#### [Exercise brief]
Check every line of the entries for the string "Flat" and return the ones that contain it.
[Opening Data in this exercise section]
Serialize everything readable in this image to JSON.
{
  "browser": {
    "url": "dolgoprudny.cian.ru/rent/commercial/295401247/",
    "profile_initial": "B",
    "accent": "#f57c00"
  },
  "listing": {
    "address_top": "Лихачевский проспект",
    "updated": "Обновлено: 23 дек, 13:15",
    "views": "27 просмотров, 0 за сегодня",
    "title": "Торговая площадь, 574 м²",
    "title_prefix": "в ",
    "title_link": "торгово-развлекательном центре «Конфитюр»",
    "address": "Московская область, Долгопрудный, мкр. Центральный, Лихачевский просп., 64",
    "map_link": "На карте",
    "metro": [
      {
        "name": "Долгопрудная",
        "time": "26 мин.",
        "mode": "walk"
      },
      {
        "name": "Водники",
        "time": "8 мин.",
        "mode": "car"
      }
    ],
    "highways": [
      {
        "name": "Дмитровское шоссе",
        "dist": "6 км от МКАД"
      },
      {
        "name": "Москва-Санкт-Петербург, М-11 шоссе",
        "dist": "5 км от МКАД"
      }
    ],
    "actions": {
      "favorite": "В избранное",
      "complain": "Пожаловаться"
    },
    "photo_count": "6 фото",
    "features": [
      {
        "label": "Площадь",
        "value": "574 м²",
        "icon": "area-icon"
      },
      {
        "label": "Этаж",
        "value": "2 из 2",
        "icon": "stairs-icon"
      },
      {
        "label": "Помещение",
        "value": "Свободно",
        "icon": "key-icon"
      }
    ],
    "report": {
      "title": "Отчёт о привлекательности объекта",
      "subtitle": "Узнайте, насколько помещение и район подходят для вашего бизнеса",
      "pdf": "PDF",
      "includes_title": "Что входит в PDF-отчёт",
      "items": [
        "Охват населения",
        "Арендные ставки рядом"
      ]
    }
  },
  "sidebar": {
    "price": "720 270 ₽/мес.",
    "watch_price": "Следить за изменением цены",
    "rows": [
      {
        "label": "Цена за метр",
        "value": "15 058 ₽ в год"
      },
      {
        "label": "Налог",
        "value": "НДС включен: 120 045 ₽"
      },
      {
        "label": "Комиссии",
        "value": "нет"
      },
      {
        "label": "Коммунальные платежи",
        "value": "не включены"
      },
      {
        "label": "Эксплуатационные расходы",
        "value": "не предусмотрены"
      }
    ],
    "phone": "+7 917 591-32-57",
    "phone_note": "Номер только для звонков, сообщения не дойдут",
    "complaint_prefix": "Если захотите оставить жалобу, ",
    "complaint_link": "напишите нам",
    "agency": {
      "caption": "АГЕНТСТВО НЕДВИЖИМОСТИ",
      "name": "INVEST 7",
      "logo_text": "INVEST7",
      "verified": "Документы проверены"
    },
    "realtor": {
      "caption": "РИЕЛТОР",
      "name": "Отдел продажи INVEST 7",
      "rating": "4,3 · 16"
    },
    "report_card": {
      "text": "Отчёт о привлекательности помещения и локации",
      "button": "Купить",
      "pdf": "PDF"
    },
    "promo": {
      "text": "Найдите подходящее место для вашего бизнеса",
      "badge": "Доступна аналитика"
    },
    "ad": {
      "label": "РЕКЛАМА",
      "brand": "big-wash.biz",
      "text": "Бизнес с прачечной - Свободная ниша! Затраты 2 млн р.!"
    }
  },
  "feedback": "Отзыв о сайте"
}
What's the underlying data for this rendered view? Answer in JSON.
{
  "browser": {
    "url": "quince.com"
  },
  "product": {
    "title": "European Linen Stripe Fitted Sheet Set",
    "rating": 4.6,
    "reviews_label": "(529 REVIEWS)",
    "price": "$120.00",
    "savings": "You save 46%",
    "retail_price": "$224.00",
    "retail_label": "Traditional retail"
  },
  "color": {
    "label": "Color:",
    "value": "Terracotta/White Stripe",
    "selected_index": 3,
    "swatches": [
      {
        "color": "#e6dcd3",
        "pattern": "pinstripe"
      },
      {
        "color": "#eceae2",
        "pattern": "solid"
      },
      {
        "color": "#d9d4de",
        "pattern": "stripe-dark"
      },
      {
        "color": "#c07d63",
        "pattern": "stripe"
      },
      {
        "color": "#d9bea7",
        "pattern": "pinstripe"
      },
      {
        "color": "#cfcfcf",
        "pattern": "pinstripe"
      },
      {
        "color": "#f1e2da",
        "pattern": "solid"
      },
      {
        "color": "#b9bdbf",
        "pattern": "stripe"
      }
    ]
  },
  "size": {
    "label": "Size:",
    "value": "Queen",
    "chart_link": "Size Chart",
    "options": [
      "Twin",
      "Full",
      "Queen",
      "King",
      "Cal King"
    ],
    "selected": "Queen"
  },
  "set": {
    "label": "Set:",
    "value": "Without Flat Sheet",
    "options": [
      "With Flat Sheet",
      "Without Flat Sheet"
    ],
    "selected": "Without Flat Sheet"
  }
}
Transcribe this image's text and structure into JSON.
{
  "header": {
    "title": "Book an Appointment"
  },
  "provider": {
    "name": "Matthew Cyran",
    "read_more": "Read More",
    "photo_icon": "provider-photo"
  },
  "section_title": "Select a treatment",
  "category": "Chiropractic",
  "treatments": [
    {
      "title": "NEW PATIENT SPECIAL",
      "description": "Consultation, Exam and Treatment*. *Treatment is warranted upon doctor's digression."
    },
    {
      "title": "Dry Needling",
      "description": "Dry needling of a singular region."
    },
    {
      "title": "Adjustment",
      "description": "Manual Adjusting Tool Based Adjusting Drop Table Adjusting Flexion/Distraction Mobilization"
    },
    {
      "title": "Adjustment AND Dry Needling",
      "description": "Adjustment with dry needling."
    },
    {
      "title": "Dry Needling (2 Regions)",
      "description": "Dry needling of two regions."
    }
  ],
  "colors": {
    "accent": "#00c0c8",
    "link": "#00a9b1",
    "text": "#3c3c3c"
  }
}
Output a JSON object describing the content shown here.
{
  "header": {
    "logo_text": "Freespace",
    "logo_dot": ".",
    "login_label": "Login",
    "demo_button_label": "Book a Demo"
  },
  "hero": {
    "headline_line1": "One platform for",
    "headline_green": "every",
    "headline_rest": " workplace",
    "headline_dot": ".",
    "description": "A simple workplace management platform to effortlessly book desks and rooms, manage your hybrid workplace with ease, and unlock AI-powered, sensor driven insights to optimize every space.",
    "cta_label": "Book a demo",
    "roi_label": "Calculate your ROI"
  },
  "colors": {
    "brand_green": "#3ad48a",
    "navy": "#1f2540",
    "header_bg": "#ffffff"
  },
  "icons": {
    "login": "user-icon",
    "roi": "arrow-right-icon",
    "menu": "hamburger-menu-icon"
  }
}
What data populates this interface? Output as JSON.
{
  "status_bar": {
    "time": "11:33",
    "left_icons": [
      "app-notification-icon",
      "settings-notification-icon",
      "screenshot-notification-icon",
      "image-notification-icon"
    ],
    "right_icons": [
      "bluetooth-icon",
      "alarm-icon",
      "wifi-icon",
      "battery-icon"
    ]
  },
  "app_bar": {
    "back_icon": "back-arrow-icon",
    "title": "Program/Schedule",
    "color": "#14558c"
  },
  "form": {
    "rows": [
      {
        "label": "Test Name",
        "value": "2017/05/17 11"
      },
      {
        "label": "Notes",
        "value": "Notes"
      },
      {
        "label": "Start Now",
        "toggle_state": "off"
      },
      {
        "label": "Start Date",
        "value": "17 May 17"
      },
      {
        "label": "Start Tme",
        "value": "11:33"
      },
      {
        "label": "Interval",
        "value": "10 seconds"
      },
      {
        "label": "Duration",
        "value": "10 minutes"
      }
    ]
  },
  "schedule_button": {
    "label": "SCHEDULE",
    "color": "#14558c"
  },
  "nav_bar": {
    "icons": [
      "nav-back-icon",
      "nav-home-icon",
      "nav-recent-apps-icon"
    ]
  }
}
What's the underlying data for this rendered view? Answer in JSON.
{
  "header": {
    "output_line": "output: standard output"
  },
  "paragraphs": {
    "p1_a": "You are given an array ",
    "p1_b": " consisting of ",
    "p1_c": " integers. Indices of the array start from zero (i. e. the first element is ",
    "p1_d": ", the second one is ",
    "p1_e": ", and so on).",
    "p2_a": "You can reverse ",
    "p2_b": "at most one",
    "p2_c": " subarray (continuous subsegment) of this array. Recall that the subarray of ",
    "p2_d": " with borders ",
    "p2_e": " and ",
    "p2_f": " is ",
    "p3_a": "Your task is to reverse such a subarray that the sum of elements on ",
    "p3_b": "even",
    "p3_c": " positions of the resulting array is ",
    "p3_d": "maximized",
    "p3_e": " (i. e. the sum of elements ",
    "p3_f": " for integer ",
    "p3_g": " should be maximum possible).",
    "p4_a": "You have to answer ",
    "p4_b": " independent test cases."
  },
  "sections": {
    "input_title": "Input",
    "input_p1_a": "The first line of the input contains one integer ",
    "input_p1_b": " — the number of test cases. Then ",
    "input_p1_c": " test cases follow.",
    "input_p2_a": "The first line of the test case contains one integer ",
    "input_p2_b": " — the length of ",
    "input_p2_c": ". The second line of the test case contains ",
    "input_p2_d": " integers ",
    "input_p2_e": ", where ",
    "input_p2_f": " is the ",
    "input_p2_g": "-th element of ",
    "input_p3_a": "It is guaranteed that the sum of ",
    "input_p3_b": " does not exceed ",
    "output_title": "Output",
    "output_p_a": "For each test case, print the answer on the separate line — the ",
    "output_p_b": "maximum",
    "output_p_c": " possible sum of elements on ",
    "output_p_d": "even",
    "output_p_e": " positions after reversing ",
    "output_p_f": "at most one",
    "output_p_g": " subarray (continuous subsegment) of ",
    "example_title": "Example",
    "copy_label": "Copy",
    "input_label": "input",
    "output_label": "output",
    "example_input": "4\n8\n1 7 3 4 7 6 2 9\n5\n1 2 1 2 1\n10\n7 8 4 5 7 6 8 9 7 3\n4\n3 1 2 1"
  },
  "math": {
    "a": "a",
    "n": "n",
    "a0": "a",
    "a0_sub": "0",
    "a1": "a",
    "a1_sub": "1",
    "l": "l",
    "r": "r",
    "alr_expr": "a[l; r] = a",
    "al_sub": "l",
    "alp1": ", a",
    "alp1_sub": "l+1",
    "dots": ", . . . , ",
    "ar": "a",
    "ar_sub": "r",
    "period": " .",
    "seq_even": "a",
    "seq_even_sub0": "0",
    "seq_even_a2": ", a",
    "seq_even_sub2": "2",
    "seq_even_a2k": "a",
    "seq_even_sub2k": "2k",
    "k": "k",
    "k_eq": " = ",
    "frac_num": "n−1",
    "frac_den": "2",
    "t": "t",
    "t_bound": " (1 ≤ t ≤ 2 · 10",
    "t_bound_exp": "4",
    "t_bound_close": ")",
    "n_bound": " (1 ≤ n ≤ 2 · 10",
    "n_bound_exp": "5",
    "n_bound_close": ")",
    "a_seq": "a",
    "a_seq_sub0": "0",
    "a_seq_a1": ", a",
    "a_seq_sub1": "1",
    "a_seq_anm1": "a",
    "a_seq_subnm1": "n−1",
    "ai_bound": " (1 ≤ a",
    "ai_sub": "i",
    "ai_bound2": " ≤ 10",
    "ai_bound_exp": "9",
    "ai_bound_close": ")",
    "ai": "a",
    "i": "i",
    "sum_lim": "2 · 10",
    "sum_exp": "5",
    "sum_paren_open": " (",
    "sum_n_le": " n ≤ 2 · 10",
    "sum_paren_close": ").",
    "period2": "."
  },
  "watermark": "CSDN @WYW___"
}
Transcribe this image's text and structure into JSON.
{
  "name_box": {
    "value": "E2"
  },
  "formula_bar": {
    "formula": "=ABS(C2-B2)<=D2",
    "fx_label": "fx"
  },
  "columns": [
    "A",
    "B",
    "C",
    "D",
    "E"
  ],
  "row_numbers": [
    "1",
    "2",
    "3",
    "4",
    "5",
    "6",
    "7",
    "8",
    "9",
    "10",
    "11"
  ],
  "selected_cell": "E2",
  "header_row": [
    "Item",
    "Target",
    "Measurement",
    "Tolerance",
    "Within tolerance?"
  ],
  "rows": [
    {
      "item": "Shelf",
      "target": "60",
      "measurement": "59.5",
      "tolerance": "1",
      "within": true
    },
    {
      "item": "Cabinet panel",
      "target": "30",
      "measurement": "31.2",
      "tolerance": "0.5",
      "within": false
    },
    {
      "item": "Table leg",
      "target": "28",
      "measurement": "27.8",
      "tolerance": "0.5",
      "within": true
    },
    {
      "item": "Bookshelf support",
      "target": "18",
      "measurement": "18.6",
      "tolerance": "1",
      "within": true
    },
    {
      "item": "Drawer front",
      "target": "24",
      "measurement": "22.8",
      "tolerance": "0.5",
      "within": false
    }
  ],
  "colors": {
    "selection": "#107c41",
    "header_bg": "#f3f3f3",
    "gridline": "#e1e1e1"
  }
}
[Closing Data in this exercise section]
#### [Exercise solution]
    "value": "Without Flat Sheet",
      "With Flat Sheet",
      "Without Flat Sheet"
    "selected": "Without Flat Sheet"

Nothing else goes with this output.